There has been a clear decrease (23%) in the total number of tetrads in which Sparrowhawks were recorded between the two atlas periods. There was, however, virtually no change in the combined total of confirmed and probable breeding categories with the decrease occurring only in the possible breeding category. It is also notable that despite an overall decrease there were still 74 tetrads where Sparrowhawks were recorded during the later atlas for which there were no records during the 1984-1988 fieldwork. This makes interpretation difficult. It is possible that due to their secretive nature (especially during the incubation period in May and June) Sparrowhawks were under-recorded in both surveys.
At UK level Sparrowhawks have shown a long term increase, reaching a plateau in the early 1990’s since when they have stabilised. However, in Wales there are insufficient BBS records to obtain a reliable trend (BTO website 2009). In summary, it appears as if there may have been a decline in Pembrokeshire’s breeding Sparrowhawk population but it is difficult to be sure of its extent (if any). Perhaps targeted monitoring with better suited methods is at least worthy of consideration.
An accurate figure for the breeding population is not possible from any fieldwork carried out within the county, but assuming at least 2 pairs per tetrad in which it is recorded then a minimum of 400 pairs occur. The true figure is likely to be higher.

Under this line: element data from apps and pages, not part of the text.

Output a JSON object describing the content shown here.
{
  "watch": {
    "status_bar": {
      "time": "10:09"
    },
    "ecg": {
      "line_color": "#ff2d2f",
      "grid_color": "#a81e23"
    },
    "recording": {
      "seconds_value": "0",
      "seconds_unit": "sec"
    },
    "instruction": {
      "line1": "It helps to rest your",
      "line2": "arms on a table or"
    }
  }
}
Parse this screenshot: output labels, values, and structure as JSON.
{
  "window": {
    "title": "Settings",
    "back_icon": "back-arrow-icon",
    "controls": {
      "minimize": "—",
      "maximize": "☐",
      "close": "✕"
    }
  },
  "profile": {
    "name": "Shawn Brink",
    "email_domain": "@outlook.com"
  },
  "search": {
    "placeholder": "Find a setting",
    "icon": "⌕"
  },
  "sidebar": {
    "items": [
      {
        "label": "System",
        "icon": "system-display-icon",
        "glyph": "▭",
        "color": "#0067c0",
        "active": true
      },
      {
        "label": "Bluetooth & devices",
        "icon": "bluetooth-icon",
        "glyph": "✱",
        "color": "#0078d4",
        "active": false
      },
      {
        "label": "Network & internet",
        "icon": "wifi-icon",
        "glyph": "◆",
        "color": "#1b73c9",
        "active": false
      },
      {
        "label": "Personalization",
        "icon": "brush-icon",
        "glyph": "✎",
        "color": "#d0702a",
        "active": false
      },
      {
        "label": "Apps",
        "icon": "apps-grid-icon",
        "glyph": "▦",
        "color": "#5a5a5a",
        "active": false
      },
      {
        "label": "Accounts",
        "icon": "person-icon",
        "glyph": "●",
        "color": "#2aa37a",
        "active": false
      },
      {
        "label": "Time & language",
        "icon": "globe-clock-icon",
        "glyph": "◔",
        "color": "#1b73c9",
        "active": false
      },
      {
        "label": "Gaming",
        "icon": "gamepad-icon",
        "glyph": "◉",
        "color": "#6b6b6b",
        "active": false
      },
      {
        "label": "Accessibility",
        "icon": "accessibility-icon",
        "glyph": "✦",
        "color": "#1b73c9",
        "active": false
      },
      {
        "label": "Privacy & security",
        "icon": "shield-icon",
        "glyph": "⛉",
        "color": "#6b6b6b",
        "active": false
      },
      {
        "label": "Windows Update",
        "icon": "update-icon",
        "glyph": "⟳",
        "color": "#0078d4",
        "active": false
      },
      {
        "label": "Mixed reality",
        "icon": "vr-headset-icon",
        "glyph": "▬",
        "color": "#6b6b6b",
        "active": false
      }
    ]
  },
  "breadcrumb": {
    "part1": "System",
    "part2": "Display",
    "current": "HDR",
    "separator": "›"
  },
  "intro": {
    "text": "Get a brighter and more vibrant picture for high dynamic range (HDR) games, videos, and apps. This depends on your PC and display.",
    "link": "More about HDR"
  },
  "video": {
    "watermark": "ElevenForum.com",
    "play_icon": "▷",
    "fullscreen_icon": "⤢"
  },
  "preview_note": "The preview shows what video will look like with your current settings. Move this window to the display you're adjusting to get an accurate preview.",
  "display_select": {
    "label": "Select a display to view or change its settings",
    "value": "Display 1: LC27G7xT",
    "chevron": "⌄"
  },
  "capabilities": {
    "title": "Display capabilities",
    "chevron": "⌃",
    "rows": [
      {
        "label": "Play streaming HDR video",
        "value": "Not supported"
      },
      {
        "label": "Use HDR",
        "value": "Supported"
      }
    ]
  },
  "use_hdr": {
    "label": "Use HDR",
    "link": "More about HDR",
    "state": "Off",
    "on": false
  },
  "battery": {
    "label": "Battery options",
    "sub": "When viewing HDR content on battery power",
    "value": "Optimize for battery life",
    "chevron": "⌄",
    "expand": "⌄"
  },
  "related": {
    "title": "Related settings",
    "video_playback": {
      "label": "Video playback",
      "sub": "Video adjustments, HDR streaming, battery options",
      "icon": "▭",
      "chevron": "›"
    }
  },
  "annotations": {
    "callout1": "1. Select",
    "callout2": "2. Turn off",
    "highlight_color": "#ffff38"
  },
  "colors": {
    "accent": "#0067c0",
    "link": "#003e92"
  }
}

The Sparrowhawk has always been a common resident according to both Mathew (1894) and Lockley et al. (1949). Landowners waged ineffective war against them, Lloyd noting a gibbet at Slebech with ten corpses strung on it in September 1930.
The Breeding Birds Survey of 1984-1988 indicated that it remains widespread, though confirmed breeding records are few since the nests are notoriously difficult to locate. Judging from well-watched areas, the average density is two to four pairs per tetrad and hence the county total would be about 500 to 1,000 pairs. All the nests recorded were in trees, those in the most open terrain being placed in low willows and hawthorns. Sparrowhawks have nested on Caldey (1984), and Ramsey (Saunders 1976), but have only been recorded as visitors to offshore islands in recent times.
A common resident; numerous in the wilder unpreserved parts of the county.
This dangerous and recklessly courageous bird was very plentiful at Stone Hall, where we suffered much from his attacks upon the game. Scores of times we used to see a male Sparrow-hawk fluttering against our windows endeavouring to reach our cage birds inside, or watching them from the porch; and in the summer, when some of the cages would be brought out of doors, we repeatedly had to mourn over the death of some of our pets that had been killed by the marauder striking them through the wires.
The Snipe that dropped into the marshy meadow below our house were regularly worked by Sparrow-hawks, and a stile in one of the covers was the favourite place to which they were carried and eaten, so that the ground beneath was littered with Snipe feathers. For some time we attributed this destruction to Merlins, until one day we came upon a male Sparrow-hawk with a freshly-killed Snipe in his feet, which we picked up as the bird flew off. Any bunch of Teal that appeared upon the river used to be persecuted by Sparrow-hawks, until we have known them all to be killed one after the other.
The Ring-doves in the plantations were also frequent victims, being knocked off their perches on the trees, then eaten on the ground below. The appearance of two or three Sparrow-hawks about the places where the young Pheasants were fed was also regarded as ominous of mischief, but they succeeded in carrying off very few, as there was plenty of cover for the Pheasants to hide themselves in from the destroyer. Needless to say that we waged war against the Sparrow-hawks, taking their nests and shooting all we could, but we never seemed to make any impression upon their numbers. The young Hawks, while they are still in the nest, keep up a wailing cry, which generally betrays its position, although it might otherwise have remained undetected in the thick upper branches of some old spruce.
Accipiter nisus – GWALCH GLAS – Breeding resident Comparison with previous atlas: 1984-88 2003-07 Breeding confirmed 37 23 Breeding probable 36 48 Breeding possible 185 125 No of tetrads occupied 258 (of 478) 196 (of 490) Percentage of tetrads 54% 40% There has been a clear decrease (23%) in the total number of tetrads in […]
Accipiter nisus – GWALCH GLAS – Breeding resident 1984-88 Breeding confirmed 37 Breeding probable 36 Breeding possible 185 No of tetrads occupied 258 (of 478) Percentage of tetrads 54% The Sparrowhawk has always been a common resident according to both Mathew (1894) and Lockley et al. (1949). Landowners waged ineffective war against them, Lloyd noting a gibbet […]
Accipiter nisus – GWALCH GLAS – Breeding resident The BTO winter atlas showed that Sparrowhawks were present in most 10km squares during the winters of 1981-82, 1982-82 and 1983-84. The darker the colour, the higher the relative total count for each 10km square. The darkest blue represents over 3 birds seen in a day. It is likely […]
SPARROW-HAWK, Acripiter nisus A common resident; numerous in the wilder unpreserved parts of the county. This dangerous and recklessly courageous bird was very plentiful at Stone Hall, where we suffered much from his attacks upon the game. Scores of times we used to see a male Sparrow-hawk fluttering against our windows endeavouring to reach our cage birds inside, or watching them […]